Records from a dataset
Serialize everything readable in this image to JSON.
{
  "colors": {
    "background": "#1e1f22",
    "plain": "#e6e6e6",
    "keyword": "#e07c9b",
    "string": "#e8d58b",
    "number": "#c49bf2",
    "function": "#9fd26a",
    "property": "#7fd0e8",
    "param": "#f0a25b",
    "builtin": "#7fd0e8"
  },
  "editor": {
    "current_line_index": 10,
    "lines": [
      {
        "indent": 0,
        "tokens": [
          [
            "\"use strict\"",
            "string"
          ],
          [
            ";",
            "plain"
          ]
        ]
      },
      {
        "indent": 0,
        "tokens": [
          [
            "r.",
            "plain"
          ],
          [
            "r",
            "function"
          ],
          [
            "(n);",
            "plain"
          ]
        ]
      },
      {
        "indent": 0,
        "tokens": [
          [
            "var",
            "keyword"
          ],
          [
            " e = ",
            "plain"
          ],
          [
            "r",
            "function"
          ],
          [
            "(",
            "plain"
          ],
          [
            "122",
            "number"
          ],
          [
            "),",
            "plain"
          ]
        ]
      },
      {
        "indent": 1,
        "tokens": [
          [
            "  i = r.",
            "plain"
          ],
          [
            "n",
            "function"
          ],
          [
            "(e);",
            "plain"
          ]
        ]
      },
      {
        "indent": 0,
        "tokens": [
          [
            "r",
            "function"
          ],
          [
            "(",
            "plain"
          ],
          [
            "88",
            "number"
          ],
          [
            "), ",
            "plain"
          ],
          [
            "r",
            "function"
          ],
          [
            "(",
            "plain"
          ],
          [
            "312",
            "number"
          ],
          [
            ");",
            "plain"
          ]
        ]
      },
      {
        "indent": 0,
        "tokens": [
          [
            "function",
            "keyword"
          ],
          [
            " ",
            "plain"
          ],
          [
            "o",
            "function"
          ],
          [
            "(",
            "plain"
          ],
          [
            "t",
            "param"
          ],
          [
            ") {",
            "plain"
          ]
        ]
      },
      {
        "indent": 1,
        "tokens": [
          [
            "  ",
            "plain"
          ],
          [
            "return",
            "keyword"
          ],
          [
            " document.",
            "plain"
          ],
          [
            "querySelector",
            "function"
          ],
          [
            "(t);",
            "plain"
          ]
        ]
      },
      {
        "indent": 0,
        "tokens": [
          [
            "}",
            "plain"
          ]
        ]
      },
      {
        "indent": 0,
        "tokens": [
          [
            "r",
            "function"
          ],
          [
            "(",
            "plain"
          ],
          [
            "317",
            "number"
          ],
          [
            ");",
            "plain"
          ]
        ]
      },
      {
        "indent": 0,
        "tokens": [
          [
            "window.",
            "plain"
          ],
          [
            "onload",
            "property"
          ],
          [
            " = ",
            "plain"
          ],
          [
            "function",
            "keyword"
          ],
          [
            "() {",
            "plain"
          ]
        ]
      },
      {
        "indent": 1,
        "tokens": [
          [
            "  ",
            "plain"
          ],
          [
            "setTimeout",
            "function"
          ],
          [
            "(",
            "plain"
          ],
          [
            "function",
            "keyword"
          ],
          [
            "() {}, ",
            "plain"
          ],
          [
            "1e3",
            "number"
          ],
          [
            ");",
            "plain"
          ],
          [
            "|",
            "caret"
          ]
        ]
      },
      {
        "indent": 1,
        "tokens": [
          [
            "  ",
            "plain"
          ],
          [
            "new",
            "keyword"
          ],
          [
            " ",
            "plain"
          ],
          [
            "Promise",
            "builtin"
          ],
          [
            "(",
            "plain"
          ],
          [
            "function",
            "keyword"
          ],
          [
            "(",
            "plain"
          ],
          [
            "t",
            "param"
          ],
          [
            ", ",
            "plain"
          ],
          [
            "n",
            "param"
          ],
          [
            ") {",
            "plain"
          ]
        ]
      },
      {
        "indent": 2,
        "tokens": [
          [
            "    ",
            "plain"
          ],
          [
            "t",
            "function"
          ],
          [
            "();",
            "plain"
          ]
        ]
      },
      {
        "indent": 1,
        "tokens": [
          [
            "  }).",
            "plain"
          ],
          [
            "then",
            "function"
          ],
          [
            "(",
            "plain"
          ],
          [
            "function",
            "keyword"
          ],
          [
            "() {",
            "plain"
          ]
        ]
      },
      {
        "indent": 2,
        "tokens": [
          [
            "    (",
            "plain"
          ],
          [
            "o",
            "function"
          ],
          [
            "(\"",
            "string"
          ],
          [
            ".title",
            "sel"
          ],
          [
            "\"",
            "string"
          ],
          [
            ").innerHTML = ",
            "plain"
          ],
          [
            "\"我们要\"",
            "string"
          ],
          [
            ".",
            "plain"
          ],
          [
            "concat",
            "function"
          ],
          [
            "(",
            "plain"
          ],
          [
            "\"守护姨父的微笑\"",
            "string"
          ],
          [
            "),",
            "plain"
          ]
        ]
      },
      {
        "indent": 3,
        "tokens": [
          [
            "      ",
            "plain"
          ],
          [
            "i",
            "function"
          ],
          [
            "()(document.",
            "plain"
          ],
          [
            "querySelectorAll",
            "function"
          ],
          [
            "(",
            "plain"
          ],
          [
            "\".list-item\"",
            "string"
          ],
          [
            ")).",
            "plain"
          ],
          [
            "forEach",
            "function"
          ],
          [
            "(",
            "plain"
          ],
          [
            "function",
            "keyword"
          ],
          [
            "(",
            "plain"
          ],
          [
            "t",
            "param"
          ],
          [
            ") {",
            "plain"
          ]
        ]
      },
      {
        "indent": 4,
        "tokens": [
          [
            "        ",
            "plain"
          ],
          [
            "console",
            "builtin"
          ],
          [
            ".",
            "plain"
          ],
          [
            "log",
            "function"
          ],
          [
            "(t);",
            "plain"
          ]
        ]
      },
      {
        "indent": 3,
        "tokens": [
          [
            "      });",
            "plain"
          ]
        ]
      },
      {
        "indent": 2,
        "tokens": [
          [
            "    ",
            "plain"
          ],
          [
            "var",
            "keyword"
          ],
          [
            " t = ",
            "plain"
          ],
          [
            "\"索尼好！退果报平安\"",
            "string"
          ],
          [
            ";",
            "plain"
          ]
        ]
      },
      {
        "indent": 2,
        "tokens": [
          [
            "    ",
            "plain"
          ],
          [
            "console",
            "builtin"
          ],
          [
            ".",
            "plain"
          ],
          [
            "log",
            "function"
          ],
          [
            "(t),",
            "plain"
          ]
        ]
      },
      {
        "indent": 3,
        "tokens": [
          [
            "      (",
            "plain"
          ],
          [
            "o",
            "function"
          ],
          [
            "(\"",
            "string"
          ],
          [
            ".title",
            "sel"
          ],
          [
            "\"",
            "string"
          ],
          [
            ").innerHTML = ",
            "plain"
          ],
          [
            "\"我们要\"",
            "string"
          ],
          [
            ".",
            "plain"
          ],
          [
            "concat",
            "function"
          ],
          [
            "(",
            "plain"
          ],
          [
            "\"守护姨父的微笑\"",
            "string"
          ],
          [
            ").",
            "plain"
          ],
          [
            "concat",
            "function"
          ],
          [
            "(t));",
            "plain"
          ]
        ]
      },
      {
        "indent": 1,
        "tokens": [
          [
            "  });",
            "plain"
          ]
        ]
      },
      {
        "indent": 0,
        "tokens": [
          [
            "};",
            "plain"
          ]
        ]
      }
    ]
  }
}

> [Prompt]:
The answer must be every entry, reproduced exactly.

> [Answer below]:
Serialize everything readable in this image to JSON.
{
  "colors": {
    "background": "#1e1f22",
    "plain": "#e6e6e6",
    "keyword": "#e07c9b",
    "string": "#e8d58b",
    "number": "#c49bf2",
    "function": "#9fd26a",
    "property": "#7fd0e8",
    "param": "#f0a25b",
    "builtin": "#7fd0e8"
  },
  "editor": {
    "current_line_index": 10,
    "lines": [
      {
        "indent": 0,
        "tokens": [
          [
            "\"use strict\"",
            "string"
          ],
          [
            ";",
            "plain"
          ]
        ]
      },
      {
        "indent": 0,
        "tokens": [
          [
            "r.",
            "plain"
          ],
          [
            "r",
            "function"
          ],
          [
            "(n);",
            "plain"
          ]
        ]
      },
      {
        "indent": 0,
        "tokens": [
          [
            "var",
            "keyword"
          ],
          [
            " e = ",
            "plain"
          ],
          [
            "r",
            "function"
          ],
          [
            "(",
            "plain"
          ],
          [
            "122",
            "number"
          ],
          [
            "),",
            "plain"
          ]
        ]
      },
      {
        "indent": 1,
        "tokens": [
          [
            "  i = r.",
            "plain"
          ],
          [
            "n",
            "function"
          ],
          [
            "(e);",
            "plain"
          ]
        ]
      },
      {
        "indent": 0,
        "tokens": [
          [
            "r",
            "function"
          ],
          [
            "(",
            "plain"
          ],
          [
            "88",
            "number"
          ],
          [
            "), ",
            "plain"
          ],
          [
            "r",
            "function"
          ],
          [
            "(",
            "plain"
          ],
          [
            "312",
            "number"
          ],
          [
            ");",
            "plain"
          ]
        ]
      },
      {
        "indent": 0,
        "tokens": [
          [
            "function",
            "keyword"
          ],
          [
            " ",
            "plain"
          ],
          [
            "o",
            "function"
          ],
          [
            "(",
            "plain"
          ],
          [
            "t",
            "param"
          ],
          [
            ") {",
            "plain"
          ]
        ]
      },
      {
        "indent": 1,
        "tokens": [
          [
            "  ",
            "plain"
          ],
          [
            "return",
            "keyword"
          ],
          [
            " document.",
            "plain"
          ],
          [
            "querySelector",
            "function"
          ],
          [
            "(t);",
            "plain"
          ]
        ]
      },
      {
        "indent": 0,
        "tokens": [
          [
            "}",
            "plain"
          ]
        ]
      },
      {
        "indent": 0,
        "tokens": [
          [
            "r",
            "function"
          ],
          [
            "(",
            "plain"
          ],
          [
            "317",
            "number"
          ],
          [
            ");",
            "plain"
          ]
        ]
      },
      {
        "indent": 0,
        "tokens": [
          [
            "window.",
            "plain"
          ],
          [
            "onload",
            "property"
          ],
          [
            " = ",
            "plain"
          ],
          [
            "function",
            "keyword"
          ],
          [
            "() {",
            "plain"
          ]
        ]
      },
      {
        "indent": 1,
        "tokens": [
          [
            "  ",
            "plain"
          ],
          [
            "setTimeout",
            "function"
          ],
          [
            "(",
            "plain"
          ],
          [
            "function",
            "keyword"
          ],
          [
            "() {}, ",
            "plain"
          ],
          [
            "1e3",
            "number"
          ],
          [
            ");",
            "plain"
          ],
          [
            "|",
            "caret"
          ]
        ]
      },
      {
        "indent": 1,
        "tokens": [
          [
            "  ",
            "plain"
          ],
          [
            "new",
            "keyword"
          ],
          [
            " ",
            "plain"
          ],
          [
            "Promise",
            "builtin"
          ],
          [
            "(",
            "plain"
          ],
          [
            "function",
            "keyword"
          ],
          [
            "(",
            "plain"
          ],
          [
            "t",
            "param"
          ],
          [
            ", ",
            "plain"
          ],
          [
            "n",
            "param"
          ],
          [
            ") {",
            "plain"
          ]
        ]
      },
      {
        "indent": 2,
        "tokens": [
          [
            "    ",
            "plain"
          ],
          [
            "t",
            "function"
          ],
          [
            "();",
            "plain"
          ]
        ]
      },
      {
        "indent": 1,
        "tokens": [
          [
            "  }).",
            "plain"
          ],
          [
            "then",
            "function"
          ],
          [
            "(",
            "plain"
          ],
          [
            "function",
            "keyword"
          ],
          [
            "() {",
            "plain"
          ]
        ]
      },
      {
        "indent": 2,
        "tokens": [
          [
            "    (",
            "plain"
          ],
          [
            "o",
            "function"
          ],
          [
            "(\"",
            "string"
          ],
          [
            ".title",
            "sel"
          ],
          [
            "\"",
            "string"
          ],
          [
            ").innerHTML = ",
            "plain"
          ],
          [
            "\"我们要\"",
            "string"
          ],
          [
            ".",
            "plain"
          ],
          [
            "concat",
            "function"
          ],
          [
            "(",
            "plain"
          ],
          [
            "\"守护姨父的微笑\"",
            "string"
          ],
          [
            "),",
            "plain"
          ]
        ]
      },
      {
        "indent": 3,
        "tokens": [
          [
            "      ",
            "plain"
          ],
          [
            "i",
            "function"
          ],
          [
            "()(document.",
            "plain"
          ],
          [
            "querySelectorAll",
            "function"
          ],
          [
            "(",
            "plain"
          ],
          [
            "\".list-item\"",
            "string"
          ],
          [
            ")).",
            "plain"
          ],
          [
            "forEach",
            "function"
          ],
          [
            "(",
            "plain"
          ],
          [
            "function",
            "keyword"
          ],
          [
            "(",
            "plain"
          ],
          [
            "t",
            "param"
          ],
          [
            ") {",
            "plain"
          ]
        ]
      },
      {
        "indent": 4,
        "tokens": [
          [
            "        ",
            "plain"
          ],
          [
            "console",
            "builtin"
          ],
          [
            ".",
            "plain"
          ],
          [
            "log",
            "function"
          ],
          [
            "(t);",
            "plain"
          ]
        ]
      },
      {
        "indent": 3,
        "tokens": [
          [
            "      });",
            "plain"
          ]
        ]
      },
      {
        "indent": 2,
        "tokens": [
          [
            "    ",
            "plain"
          ],
          [
            "var",
            "keyword"
          ],
          [
            " t = ",
            "plain"
          ],
          [
            "\"索尼好！退果报平安\"",
            "string"
          ],
          [
            ";",
            "plain"
          ]
        ]
      },
      {
        "indent": 2,
        "tokens": [
          [
            "    ",
            "plain"
          ],
          [
            "console",
            "builtin"
          ],
          [
            ".",
            "plain"
          ],
          [
            "log",
            "function"
          ],
          [
            "(t),",
            "plain"
          ]
        ]
      },
      {
        "indent": 3,
        "tokens": [
          [
            "      (",
            "plain"
          ],
          [
            "o",
            "function"
          ],
          [
            "(\"",
            "string"
          ],
          [
            ".title",
            "sel"
          ],
          [
            "\"",
            "string"
          ],
          [
            ").innerHTML = ",
            "plain"
          ],
          [
            "\"我们要\"",
            "string"
          ],
          [
            ".",
            "plain"
          ],
          [
            "concat",
            "function"
          ],
          [
            "(",
            "plain"
          ],
          [
            "\"守护姨父的微笑\"",
            "string"
          ],
          [
            ").",
            "plain"
          ],
          [
            "concat",
            "function"
          ],
          [
            "(t));",
            "plain"
          ]
        ]
      },
      {
        "indent": 1,
        "tokens": [
          [
            "  });",
            "plain"
          ]
        ]
      },
      {
        "indent": 0,
        "tokens": [
          [
            "};",
            "plain"
          ]
        ]
      }
    ]
  }
}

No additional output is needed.